A glancing blow (チップ chippu, chip), known in Super Smash Bros. Melee as a phantom hit, is the result of a hitbox making insufficient contact with a damageable object - that is, the attack's hitbox does not connect deep enough into the target's hurtbox to be considered a solid hit. Glancing blows are rather rare and almost always accidental.
In Melee, glancing blows were commonly called "phantom hits", as they weren't given an official name until Super Smash Bros. Brawl. Such hits occur when a hitbox connects less than 0.01 units through a hurtbox and do half damage with no knockback or flinching, with the attacker not subjected to any freeze frames (but the defender is). There is nothing indicating that a glancing blow was made and the damage dealt by a phantom hit is not applied until the defender's freeze frames run out, allowing the move a chance to connect fully on a later freeze frame. A phantom hit does not count as hitting the target, so this behaviour can cause the move to hit twice (once with the phantom hit and again with the proper hit) if full contact is made after freeze frames have ended and phantom hit damage has been applied - this requires the move to have a hitbox that lasts longer than the freeze frames it applies. It is possible to SDI during the hitlag, but only if already in a knockback action from being hit with something else. Phantom hits can never be ASDIed. It is unknown whether they count in the stale moves queue, though it is likely they do not.
Some characters with enough multi-frame attacks happen to benefit from a glancing blow. Examples (in Melee) include Link's up special, as well as his, Young Link (to a lesser extent), Captain Falcon, Sheik, Marth, Roy, Mario, Luigi, Dr. Mario, and Bowser's down smashes.
In Brawl, glancing blows now occur when hitboxes connect less than 0.1 units through a hurtbox, happening far more easily than in Melee, and make a very quiet "chik" sound as well as producing small orange sparks. They also deal no damage at all and do not produce freeze frames for the defender; this removes the double-hit effects that Melee had. As the "chik" and sparks occur on the first frame of the hit, it is now possible to see an attack have a glancing blow on one frame and a solid connection on the next (as opposed to Melee, where this was undetectable at game speed).

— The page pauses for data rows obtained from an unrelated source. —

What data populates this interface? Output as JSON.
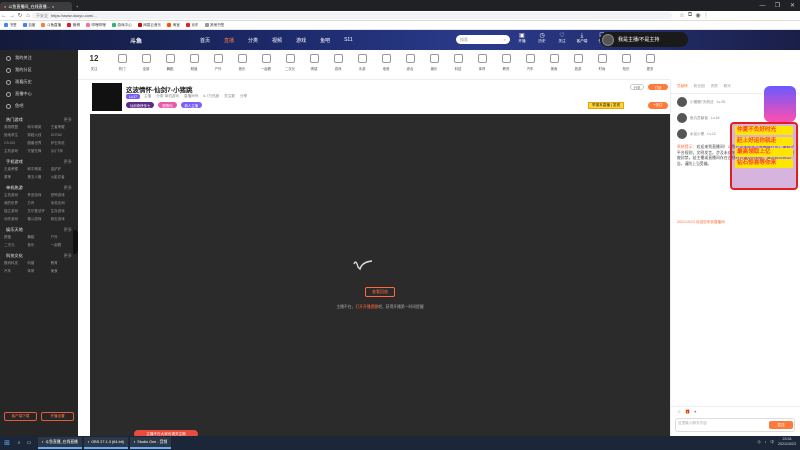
{
  "browser": {
    "active_tab": "斗鱼直播间_在线直播...",
    "window_controls": [
      "—",
      "❐",
      "✕"
    ],
    "url": "https://www.douyu.com/...",
    "security_label": "不安全",
    "bookmarks": [
      "书签",
      "百度",
      "斗鱼直播",
      "微博",
      "哔哩哔哩",
      "游戏中心",
      "网易云音乐",
      "淘宝",
      "京东",
      "其他书签"
    ]
  },
  "site": {
    "logo_text": "斗鱼",
    "nav": [
      {
        "label": "首页",
        "current": false
      },
      {
        "label": "直播",
        "current": true
      },
      {
        "label": "分类",
        "current": false
      },
      {
        "label": "视频",
        "current": false
      },
      {
        "label": "游戏",
        "current": false
      },
      {
        "label": "鱼吧",
        "current": false
      },
      {
        "label": "S11",
        "current": false
      }
    ],
    "search_placeholder": "搜索",
    "header_icons": [
      {
        "label": "开播",
        "icon": "camera-icon"
      },
      {
        "label": "历史",
        "icon": "history-icon"
      },
      {
        "label": "关注",
        "icon": "heart-icon"
      },
      {
        "label": "客户端",
        "icon": "download-icon"
      },
      {
        "label": "任务",
        "icon": "task-icon"
      },
      {
        "label": "消息",
        "icon": "bell-icon"
      }
    ],
    "user_name": "我是主播/不是主持"
  },
  "sidebar": {
    "top_items": [
      "我的关注",
      "我的分区",
      "观看历史",
      "直播中心",
      "鱼吧"
    ],
    "sections": [
      {
        "title": "热门游戏",
        "more": "更多",
        "items": [
          "英雄联盟",
          "和平精英",
          "王者荣耀",
          "绝地求生",
          "穿越火线",
          "DOTA2",
          "CS:GO",
          "魔兽世界",
          "炉石传说",
          "主机游戏",
          "守望先锋",
          "QQ飞车"
        ]
      },
      {
        "title": "手机游戏",
        "more": "更多",
        "items": [
          "王者荣耀",
          "和平精英",
          "金铲铲",
          "原神",
          "第五人格",
          "火影忍者"
        ]
      },
      {
        "title": "单机热游",
        "more": "更多",
        "items": [
          "主机游戏",
          "怀旧游戏",
          "恐怖游戏",
          "我的世界",
          "方舟",
          "永劫无间",
          "独立游戏",
          "艾尔登法环",
          "生存游戏",
          "动作游戏",
          "格斗游戏",
          "射击游戏"
        ]
      },
      {
        "title": "娱乐天地",
        "more": "更多",
        "items": [
          "颜值",
          "舞蹈",
          "户外",
          "二次元",
          "音乐",
          "一起看"
        ]
      },
      {
        "title": "科技文化",
        "more": "更多",
        "items": [
          "数码科技",
          "科普",
          "教育",
          "汽车",
          "体育",
          "美食"
        ]
      }
    ],
    "bottom_buttons": [
      "客户端下载",
      "开播设置"
    ]
  },
  "categories": {
    "count_label": "关注",
    "count": "12",
    "items": [
      "热门",
      "全部",
      "舞蹈",
      "颜值",
      "户外",
      "音乐",
      "一起看",
      "二次元",
      "情感",
      "游戏",
      "手游",
      "电竞",
      "综合",
      "娱乐",
      "科技",
      "体育",
      "教育",
      "汽车",
      "美食",
      "旅游",
      "时尚",
      "知识",
      "更多"
    ]
  },
  "room": {
    "title": "这波情怀-仙剑7-小猪跳",
    "meta": [
      "主播",
      "分类·单机游戏",
      "直播间号",
      "6.7万热度",
      "关注数",
      "分享"
    ],
    "level_tag": "Lv.37",
    "tags": [
      "仙剑奇侠传七",
      "剧情向",
      "新人主播"
    ],
    "report_label": "举报本直播 | 发现",
    "share_label": "分享",
    "subscribe_label": "订阅",
    "follow_label": "+关注"
  },
  "player": {
    "offline_button": "查看回放",
    "offline_text_prefix": "主播不在，",
    "offline_text_highlight": "打开开播提醒",
    "offline_text_suffix": "吧，获得开播第一时间提醒"
  },
  "rightpanel": {
    "tabs": [
      "贡献榜",
      "粉丝团",
      "贵宾",
      "聊天"
    ],
    "ranks": [
      {
        "name": "小猪猪7天粉丝",
        "level": "Lv.26"
      },
      {
        "name": "鱼丸贡献者",
        "level": "Lv.18"
      },
      {
        "name": "水友小黑",
        "level": "Lv.12"
      }
    ],
    "chat_system_label": "系统提示：",
    "chat_text": "欢迎来到直播间！斗鱼严禁未成年人直播或打赏，请遵守平台规则，文明发言。涉及未成年人、低俗色情、吸烟酗酒等内容将被封禁。若主播或直播间存在违规行为请及时举报。请勿轻信各类广告，谨防上当受骗。",
    "chat_bottom": "2021/10/23 欢迎您来到直播间",
    "input_placeholder": "这里输入聊天内容",
    "send_label": "发送"
  },
  "overlay": {
    "lines": [
      "仲夏不负好时光",
      "赶上好运你就走",
      "最高领取上亿",
      "钻石惊喜等你来"
    ]
  },
  "floating_pill": "主播不在大家也请关注哦",
  "taskbar": {
    "apps": [
      "斗鱼直播_在线直播",
      "OBS 27.1.3 (64-bit)",
      "Studio One - 音频"
    ],
    "time": "23:34",
    "date": "2021/10/23",
    "lang": "中"
  }
}
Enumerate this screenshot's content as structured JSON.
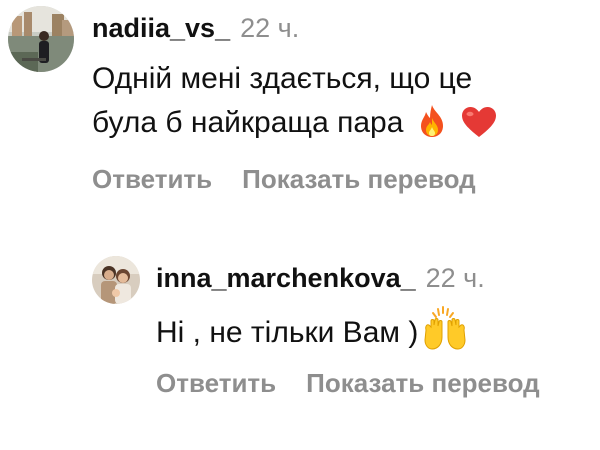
{
  "comments": [
    {
      "username": "nadiia_vs_",
      "time": "22 ч.",
      "text_lines": [
        "Одній мені здається, що це",
        "була б найкраща пара"
      ],
      "emojis": [
        "fire-emoji",
        "red-heart-emoji"
      ],
      "actions": {
        "reply": "Ответить",
        "translate": "Показать перевод"
      }
    },
    {
      "username": "inna_marchenkova_",
      "time": "22 ч.",
      "text": "Ні , не тільки Вам )",
      "emojis": [
        "raising-hands-emoji"
      ],
      "actions": {
        "reply": "Ответить",
        "translate": "Показать перевод"
      }
    }
  ],
  "colors": {
    "text": "#111111",
    "muted": "#8e8e8e",
    "background": "#ffffff"
  }
}
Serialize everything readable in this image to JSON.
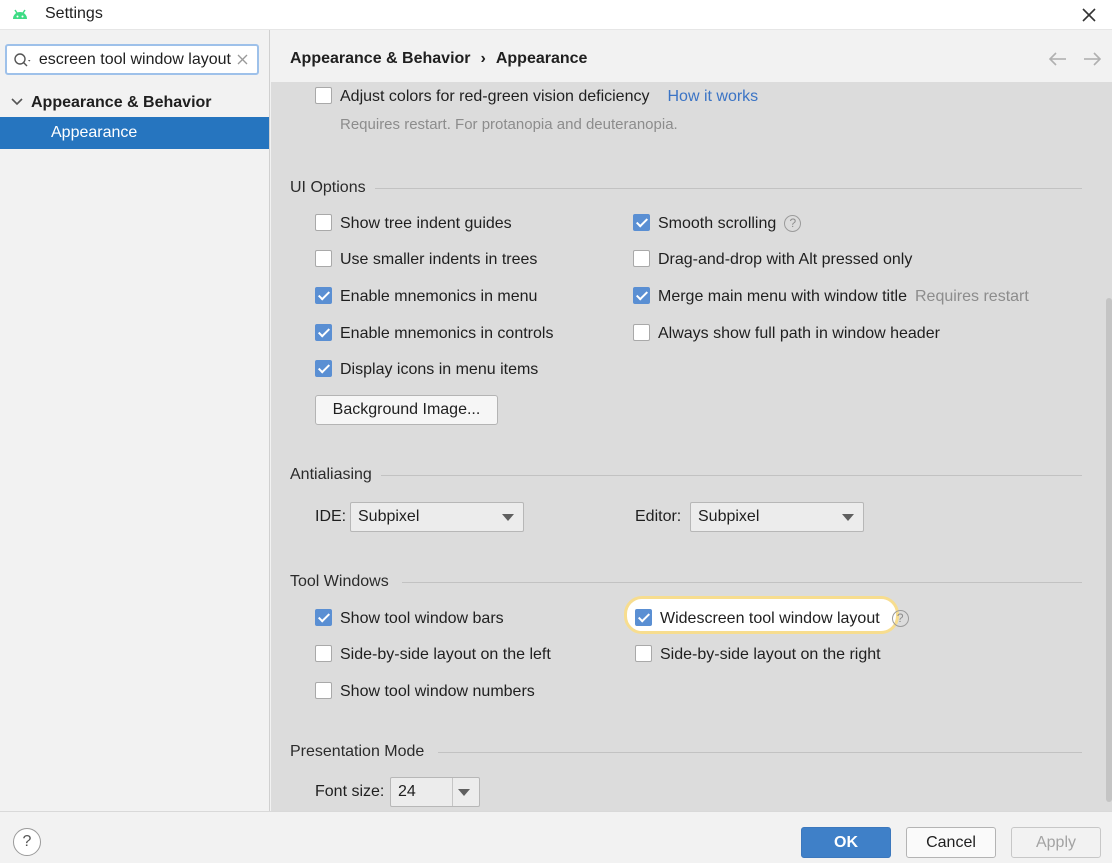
{
  "window": {
    "title": "Settings",
    "app_icon": "android-icon",
    "close_icon": "close-icon"
  },
  "sidebar": {
    "search": {
      "value": "Widescreen tool window layout",
      "icon": "search-icon",
      "clear_icon": "clear-icon"
    },
    "tree": {
      "parent": "Appearance & Behavior",
      "child": "Appearance"
    }
  },
  "header": {
    "breadcrumb": [
      "Appearance & Behavior",
      "›",
      "Appearance"
    ]
  },
  "top": {
    "red_green": {
      "label": "Adjust colors for red-green vision deficiency",
      "checked": false
    },
    "how_it_works": "How it works",
    "restart_note": "Requires restart. For protanopia and deuteranopia."
  },
  "ui_options": {
    "title": "UI Options",
    "left": [
      {
        "label": "Show tree indent guides",
        "checked": false
      },
      {
        "label": "Use smaller indents in trees",
        "checked": false
      },
      {
        "label": "Enable mnemonics in menu",
        "checked": true
      },
      {
        "label": "Enable mnemonics in controls",
        "checked": true
      },
      {
        "label": "Display icons in menu items",
        "checked": true
      }
    ],
    "right": [
      {
        "label": "Smooth scrolling",
        "checked": true
      },
      {
        "label": "Drag-and-drop with Alt pressed only",
        "checked": false
      },
      {
        "label": "Merge main menu with window title",
        "checked": true,
        "note": "Requires restart"
      },
      {
        "label": "Always show full path in window header",
        "checked": false
      }
    ],
    "background_button": "Background Image..."
  },
  "antialiasing": {
    "title": "Antialiasing",
    "ide_label": "IDE:",
    "ide_value": "Subpixel",
    "editor_label": "Editor:",
    "editor_value": "Subpixel"
  },
  "tool_windows": {
    "title": "Tool Windows",
    "left": [
      {
        "label": "Show tool window bars",
        "checked": true
      },
      {
        "label": "Side-by-side layout on the left",
        "checked": false
      },
      {
        "label": "Show tool window numbers",
        "checked": false
      }
    ],
    "right": [
      {
        "label": "Widescreen tool window layout",
        "checked": true
      },
      {
        "label": "Side-by-side layout on the right",
        "checked": false
      }
    ]
  },
  "presentation": {
    "title": "Presentation Mode",
    "font_label": "Font size:",
    "font_value": "24"
  },
  "footer": {
    "help": "?",
    "ok": "OK",
    "cancel": "Cancel",
    "apply": "Apply"
  },
  "colors": {
    "accent": "#2675bf",
    "checkbox_checked": "#5a8fd3",
    "link": "#3b74c5",
    "highlight_ring": "#f7dd8f"
  }
}
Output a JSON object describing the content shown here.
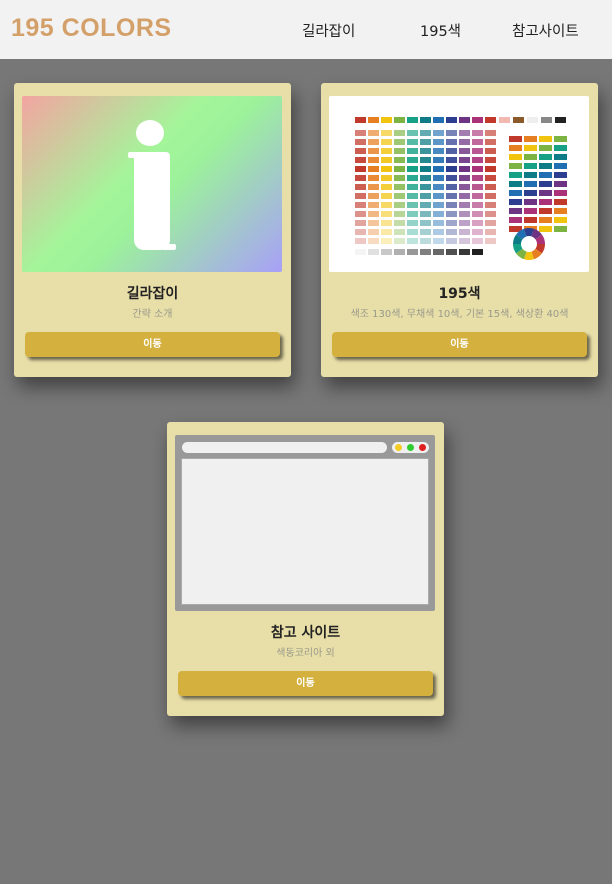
{
  "header": {
    "logo": "195 COLORS",
    "nav": [
      "길라잡이",
      "195색",
      "참고사이트"
    ]
  },
  "cards": [
    {
      "title": "길라잡이",
      "desc": "간략 소개",
      "button": "이동",
      "thumb": "info-icon"
    },
    {
      "title": "195색",
      "desc": "색조 130색, 무채색 10색, 기본 15색, 색상환 40색",
      "button": "이동",
      "thumb": "color-chart"
    },
    {
      "title": "참고 사이트",
      "desc": "색동코리아 외",
      "button": "이동",
      "thumb": "browser-window"
    }
  ]
}
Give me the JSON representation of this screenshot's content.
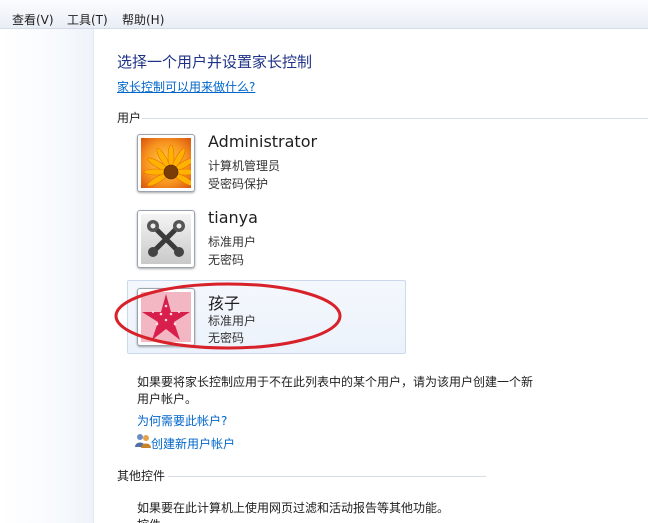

Glancing blows are rare and difficult to intentionally achieve, simply because the required circumstances (a hitbox and a hurtbox being an extremely precise distance from one another) are correspondingly rare. As such, they are generally seen as an unlucky accident. However, some characters are set up for a glancing blow when on the Online Practice Stage; Jigglypuff starts exactly the right distance away from the Sandbag to achieve a glancing blow with the first hit of its standard attack (jab) or the third "hit" of Sing; and one of Kirby's down tilts will put him exactly the right distance away from the Sandbag so that a repeat will result in a glancing blow. Other moves, such as Luigi's down tilt and Lucas's up smash, will result in a glancing blow as well.
Despite extreme difficulty in forcing glancing blows, there exist multiple TAS videos of Melee that are composed almost entirely of glancing blows; such videos are generally used to demonstrate one's skill at TAS.
Glancing blows are believed to not exist in the original Super Smash Bros., due to a lack of evidence combined with how it uses cubes for attack physics instead of spheres. It is also believed that glancing blows only occur between hitboxes and hurtboxes, and not between hitboxes and reflectors or absorbers.